Dementia sufferers are unnecessarily spending millions for NHS services, which should actually be free, a new report has stated. 1 out of 5 care homes in England are being incorrectly charged for the services, which should be free on the health service, as per the report from the Alzheimer’s Society and Care England. A vast majority of the residents of care home are dementia sufferers; they are forcefully paying for their care and as a result the care home increases the home fees to cover a lot of unnecessary costs. The report stated that the patients are being treated as second class citizens.
An investigation by the Alzheimer’s Society has traced that the NHS is treating as much as 279,000 people with dementia who live in care homes like the second class citizens. The society is constantly contacting the Government to put an end to this unfair and evil practice and also to make sure that GP practices do not charge to deliver a primary care service. The GPs are acting outside the contract in case they charge care homes for a visit to provide primary care. However, they are permitted to charge on the non primary care, like a hospital style ward round for inspecting all patients, but only if it has been agreed in a separate contract between the care home and the GP practice.
The report that is based on the survey of three hundred care homes and information provided by the people that are affected by dementia also states that the NHS is not providing proper and timely access for vital services. The report details a lot of cases where the sufferers faced long waits for services that includes:
A patient who is waiting for close to eight weeks to have a mental health referral, in spite of being identified as at risk of suicide.
One dementia sufferer who is waiting for close to a year for physiotherapy post surgery.
One care home resident affected with dementia is being prescribed pain relief via phone for broken collar bone.
The authors have stated that they have discovered that the vital NHS services, like the continence supplies and assessments are being provided on an inconsistent basis and whenever it is convenient for the NHS and not when it is actually needed by dementia sufferers.

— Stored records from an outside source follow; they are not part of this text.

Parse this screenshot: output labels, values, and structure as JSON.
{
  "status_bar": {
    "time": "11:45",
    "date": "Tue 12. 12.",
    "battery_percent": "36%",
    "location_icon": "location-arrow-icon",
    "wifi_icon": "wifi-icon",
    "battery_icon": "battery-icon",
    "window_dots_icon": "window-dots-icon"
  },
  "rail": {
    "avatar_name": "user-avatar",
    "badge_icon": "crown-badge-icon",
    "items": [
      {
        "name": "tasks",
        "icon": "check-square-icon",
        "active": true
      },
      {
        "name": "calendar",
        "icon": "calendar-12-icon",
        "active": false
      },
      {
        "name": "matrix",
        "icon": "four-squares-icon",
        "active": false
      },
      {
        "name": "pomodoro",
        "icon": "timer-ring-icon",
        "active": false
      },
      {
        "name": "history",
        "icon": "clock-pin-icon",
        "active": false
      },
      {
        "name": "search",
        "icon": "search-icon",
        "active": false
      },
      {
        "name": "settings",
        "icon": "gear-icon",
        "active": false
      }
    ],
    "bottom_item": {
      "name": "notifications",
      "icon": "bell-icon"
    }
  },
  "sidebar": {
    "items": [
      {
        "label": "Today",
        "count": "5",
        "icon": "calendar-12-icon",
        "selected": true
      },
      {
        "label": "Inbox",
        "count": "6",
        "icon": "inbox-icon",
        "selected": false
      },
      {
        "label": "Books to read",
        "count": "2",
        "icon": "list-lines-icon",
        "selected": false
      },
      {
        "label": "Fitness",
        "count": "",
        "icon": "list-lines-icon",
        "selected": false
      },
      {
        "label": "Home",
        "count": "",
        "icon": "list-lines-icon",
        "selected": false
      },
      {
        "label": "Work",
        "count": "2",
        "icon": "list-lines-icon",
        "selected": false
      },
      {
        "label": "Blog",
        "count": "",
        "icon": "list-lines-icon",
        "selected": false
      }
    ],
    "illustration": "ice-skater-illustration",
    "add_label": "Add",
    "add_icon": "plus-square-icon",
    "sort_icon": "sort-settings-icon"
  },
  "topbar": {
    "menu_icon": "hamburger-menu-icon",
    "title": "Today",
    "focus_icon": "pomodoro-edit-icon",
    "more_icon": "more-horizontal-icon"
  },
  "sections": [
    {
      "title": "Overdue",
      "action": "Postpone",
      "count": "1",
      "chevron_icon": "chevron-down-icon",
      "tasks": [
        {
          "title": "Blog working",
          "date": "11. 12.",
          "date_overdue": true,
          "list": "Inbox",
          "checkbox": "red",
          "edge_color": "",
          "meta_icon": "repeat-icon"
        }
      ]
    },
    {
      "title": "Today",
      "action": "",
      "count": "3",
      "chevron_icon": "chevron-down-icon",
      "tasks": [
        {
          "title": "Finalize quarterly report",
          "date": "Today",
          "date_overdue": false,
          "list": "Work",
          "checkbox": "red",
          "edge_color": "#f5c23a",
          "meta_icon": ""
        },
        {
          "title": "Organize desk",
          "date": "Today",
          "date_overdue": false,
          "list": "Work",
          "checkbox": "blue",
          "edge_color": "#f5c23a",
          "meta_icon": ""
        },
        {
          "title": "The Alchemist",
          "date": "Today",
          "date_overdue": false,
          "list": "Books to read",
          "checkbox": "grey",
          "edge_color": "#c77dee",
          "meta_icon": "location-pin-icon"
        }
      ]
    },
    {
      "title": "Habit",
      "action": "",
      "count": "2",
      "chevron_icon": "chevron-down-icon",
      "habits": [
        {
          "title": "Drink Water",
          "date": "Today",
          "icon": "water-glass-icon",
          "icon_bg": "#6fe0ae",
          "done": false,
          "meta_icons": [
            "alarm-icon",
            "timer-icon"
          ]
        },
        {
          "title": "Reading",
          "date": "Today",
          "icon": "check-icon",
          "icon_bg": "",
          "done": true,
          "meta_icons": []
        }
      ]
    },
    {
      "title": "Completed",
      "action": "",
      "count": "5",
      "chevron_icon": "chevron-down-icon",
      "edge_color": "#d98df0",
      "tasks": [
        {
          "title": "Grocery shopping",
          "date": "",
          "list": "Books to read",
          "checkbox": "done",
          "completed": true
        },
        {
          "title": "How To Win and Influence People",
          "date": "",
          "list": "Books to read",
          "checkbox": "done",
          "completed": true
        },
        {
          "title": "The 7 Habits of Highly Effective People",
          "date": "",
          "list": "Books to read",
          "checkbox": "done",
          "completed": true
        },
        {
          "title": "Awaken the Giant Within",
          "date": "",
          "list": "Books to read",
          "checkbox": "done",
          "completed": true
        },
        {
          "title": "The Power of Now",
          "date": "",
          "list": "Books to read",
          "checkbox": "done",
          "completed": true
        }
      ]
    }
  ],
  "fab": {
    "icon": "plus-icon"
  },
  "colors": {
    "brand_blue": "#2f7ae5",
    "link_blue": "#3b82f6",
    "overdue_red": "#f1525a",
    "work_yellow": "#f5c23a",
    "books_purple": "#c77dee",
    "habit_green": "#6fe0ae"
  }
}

They went on to add that paying for services, which should be free on the NHS, is not fair on cash-strapped people with dementia.